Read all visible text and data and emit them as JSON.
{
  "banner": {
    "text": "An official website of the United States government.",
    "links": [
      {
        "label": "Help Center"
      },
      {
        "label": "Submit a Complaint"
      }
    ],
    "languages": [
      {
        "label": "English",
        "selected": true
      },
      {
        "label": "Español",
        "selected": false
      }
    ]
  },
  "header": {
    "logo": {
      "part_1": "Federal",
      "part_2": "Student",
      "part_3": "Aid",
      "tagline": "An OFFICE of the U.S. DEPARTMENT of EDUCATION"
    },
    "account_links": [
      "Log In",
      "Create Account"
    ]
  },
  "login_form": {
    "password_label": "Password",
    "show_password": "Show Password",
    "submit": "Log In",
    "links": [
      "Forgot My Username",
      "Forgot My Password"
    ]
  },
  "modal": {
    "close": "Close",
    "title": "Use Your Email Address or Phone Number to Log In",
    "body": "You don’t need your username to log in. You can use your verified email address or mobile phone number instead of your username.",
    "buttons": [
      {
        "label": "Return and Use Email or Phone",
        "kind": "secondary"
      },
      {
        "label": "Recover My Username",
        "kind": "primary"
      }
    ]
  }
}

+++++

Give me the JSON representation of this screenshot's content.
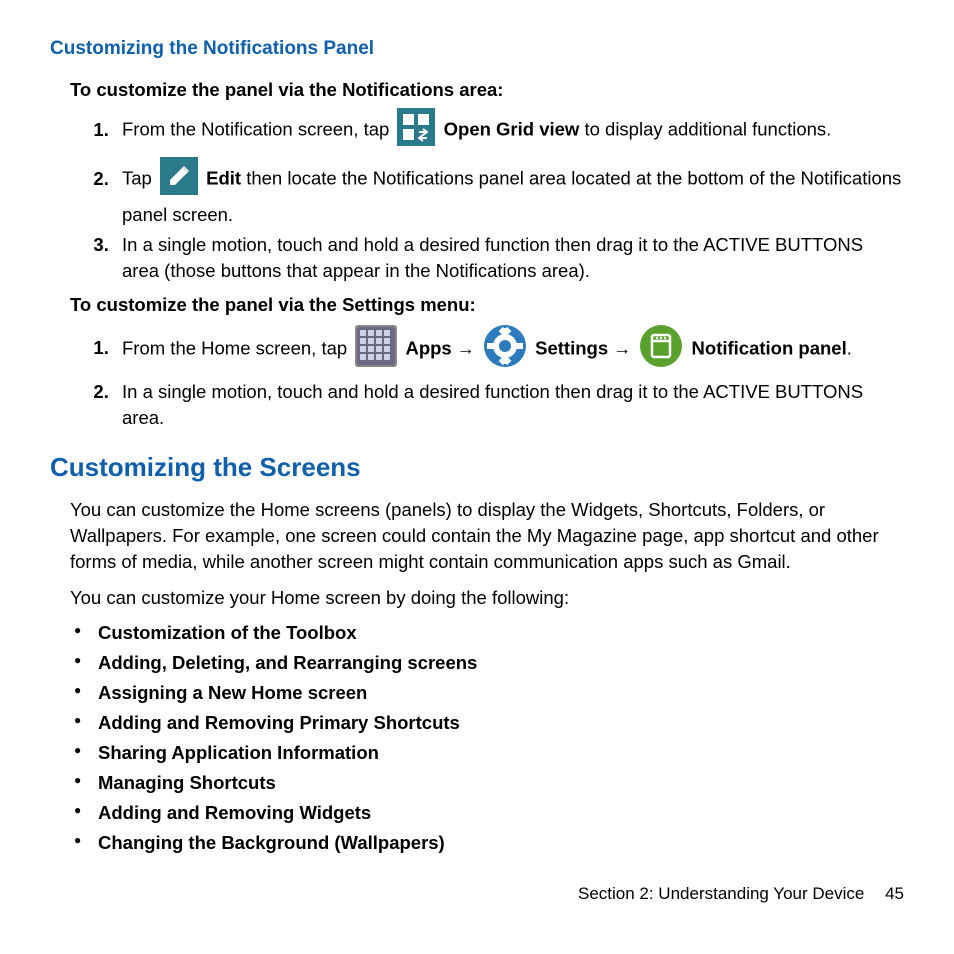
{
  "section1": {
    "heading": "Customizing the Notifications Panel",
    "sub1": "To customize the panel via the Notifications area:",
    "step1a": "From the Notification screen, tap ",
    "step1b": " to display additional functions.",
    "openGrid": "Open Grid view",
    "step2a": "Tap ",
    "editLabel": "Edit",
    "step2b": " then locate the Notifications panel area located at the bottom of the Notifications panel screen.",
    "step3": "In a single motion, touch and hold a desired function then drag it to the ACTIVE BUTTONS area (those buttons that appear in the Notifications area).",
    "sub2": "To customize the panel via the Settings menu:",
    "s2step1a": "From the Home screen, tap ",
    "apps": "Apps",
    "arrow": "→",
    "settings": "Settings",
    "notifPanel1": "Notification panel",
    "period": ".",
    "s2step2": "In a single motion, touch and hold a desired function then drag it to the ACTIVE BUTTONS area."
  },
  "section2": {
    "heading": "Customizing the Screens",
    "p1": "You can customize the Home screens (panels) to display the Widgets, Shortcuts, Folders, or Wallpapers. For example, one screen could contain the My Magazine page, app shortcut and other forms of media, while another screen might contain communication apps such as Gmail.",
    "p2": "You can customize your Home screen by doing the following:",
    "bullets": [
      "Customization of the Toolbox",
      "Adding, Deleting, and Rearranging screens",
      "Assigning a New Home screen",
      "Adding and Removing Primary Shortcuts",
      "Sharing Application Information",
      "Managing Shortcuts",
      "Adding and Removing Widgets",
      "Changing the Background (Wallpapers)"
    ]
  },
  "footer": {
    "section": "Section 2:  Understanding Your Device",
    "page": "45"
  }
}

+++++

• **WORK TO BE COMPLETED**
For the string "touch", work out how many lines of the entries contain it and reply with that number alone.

• **OUTPUT FOR THIS EXERCISE**
2